What you should do: Number of lines with "Afisare" in the data: give that figure by itself.

Data section:
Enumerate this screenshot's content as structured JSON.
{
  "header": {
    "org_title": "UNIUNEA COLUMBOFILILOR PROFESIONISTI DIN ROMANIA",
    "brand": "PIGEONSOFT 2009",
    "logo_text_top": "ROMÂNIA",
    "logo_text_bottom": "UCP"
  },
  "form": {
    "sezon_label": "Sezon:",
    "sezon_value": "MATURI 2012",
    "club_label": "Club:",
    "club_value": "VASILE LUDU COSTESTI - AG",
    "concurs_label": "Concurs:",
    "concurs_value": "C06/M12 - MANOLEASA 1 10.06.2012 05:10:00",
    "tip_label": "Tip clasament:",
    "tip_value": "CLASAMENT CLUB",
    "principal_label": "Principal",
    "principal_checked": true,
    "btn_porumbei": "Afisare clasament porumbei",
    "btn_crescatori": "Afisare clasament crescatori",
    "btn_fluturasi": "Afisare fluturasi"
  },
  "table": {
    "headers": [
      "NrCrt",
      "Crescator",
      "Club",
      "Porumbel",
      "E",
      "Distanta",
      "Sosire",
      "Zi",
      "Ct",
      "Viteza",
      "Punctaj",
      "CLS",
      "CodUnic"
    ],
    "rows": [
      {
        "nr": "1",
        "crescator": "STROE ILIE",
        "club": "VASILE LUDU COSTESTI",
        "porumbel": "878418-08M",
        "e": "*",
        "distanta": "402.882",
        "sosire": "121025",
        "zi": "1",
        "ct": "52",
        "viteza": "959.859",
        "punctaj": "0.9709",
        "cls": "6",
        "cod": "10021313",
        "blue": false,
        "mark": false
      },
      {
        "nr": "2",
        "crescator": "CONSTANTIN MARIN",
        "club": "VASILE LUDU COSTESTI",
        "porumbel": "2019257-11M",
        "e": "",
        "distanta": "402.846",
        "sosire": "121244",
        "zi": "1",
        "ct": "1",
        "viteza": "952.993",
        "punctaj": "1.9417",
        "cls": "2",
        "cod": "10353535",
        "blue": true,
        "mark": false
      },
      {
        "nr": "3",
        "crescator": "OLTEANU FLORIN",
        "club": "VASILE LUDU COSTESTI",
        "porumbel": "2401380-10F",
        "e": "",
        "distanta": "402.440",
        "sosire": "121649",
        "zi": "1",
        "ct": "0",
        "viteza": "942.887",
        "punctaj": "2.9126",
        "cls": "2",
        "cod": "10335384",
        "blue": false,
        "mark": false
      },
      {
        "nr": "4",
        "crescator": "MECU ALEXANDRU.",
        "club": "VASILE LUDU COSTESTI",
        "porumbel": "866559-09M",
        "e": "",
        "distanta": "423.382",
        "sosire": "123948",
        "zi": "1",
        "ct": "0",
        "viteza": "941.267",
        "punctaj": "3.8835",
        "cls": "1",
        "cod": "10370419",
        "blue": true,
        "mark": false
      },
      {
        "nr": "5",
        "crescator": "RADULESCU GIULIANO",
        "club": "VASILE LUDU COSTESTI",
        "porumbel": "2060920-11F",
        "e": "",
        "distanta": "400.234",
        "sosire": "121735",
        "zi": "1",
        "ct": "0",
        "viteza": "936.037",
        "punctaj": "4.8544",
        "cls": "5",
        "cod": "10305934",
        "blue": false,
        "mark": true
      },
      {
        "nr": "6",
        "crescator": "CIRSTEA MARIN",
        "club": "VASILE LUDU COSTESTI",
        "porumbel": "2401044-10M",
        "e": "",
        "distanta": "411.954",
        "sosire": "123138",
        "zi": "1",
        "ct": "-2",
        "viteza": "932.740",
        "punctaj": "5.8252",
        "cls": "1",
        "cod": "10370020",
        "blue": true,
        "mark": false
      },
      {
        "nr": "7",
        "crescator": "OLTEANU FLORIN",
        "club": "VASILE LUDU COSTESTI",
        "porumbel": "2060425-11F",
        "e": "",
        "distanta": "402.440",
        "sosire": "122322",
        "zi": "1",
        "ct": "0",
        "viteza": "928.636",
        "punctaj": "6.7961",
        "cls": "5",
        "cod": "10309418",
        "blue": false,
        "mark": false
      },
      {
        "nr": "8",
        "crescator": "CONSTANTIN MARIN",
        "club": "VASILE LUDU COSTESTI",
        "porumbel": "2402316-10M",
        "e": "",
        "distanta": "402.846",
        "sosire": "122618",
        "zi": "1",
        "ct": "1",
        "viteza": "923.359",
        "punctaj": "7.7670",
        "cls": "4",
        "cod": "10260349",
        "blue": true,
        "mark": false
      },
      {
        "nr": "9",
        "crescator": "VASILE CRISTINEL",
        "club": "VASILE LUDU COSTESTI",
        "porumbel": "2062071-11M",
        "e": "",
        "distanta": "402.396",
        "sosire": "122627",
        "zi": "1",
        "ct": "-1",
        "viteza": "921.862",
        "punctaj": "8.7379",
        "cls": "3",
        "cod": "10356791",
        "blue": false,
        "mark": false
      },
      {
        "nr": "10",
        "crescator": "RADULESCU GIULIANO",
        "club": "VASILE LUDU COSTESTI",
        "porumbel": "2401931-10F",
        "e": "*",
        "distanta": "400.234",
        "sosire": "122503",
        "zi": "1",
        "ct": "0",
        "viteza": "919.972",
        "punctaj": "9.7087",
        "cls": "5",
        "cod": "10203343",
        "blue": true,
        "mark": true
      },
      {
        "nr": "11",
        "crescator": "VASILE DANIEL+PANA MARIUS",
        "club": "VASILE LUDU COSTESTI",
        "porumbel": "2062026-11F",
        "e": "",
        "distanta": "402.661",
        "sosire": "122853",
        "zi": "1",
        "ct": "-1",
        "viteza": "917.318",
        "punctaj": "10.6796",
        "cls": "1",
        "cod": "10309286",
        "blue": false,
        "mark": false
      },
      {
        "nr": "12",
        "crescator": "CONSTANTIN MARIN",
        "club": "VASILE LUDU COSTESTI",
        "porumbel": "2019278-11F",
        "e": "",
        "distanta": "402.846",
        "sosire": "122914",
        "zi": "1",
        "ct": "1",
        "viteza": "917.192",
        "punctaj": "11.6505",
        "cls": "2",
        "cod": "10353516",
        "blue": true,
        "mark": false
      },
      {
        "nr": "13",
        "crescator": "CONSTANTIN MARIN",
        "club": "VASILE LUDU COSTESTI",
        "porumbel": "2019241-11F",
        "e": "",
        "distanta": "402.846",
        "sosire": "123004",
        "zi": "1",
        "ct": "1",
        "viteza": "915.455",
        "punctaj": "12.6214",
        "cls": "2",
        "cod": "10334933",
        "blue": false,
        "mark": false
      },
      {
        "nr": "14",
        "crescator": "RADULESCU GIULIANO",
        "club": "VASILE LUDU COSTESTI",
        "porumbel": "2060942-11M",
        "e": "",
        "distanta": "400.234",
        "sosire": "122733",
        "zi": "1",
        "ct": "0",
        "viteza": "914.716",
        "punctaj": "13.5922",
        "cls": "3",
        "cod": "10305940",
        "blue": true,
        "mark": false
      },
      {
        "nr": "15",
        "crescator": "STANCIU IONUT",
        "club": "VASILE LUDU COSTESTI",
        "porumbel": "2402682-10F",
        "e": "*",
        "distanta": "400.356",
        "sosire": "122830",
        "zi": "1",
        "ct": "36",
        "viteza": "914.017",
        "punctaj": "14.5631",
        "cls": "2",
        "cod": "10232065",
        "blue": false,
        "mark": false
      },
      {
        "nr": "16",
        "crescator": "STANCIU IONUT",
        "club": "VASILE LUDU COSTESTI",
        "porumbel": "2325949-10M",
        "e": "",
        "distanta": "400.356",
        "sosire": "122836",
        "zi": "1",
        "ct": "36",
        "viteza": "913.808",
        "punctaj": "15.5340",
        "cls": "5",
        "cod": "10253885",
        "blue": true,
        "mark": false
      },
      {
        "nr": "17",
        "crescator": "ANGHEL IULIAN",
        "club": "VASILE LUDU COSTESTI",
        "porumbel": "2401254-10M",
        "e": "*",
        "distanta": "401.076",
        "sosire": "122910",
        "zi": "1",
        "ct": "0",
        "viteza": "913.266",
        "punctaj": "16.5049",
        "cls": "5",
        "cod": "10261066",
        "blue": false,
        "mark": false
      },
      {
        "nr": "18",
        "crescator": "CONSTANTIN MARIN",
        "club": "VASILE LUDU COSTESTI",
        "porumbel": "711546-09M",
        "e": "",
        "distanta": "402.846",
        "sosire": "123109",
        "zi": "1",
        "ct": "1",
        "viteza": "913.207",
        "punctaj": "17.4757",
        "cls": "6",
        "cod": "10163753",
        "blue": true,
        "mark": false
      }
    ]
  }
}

Answer area: 3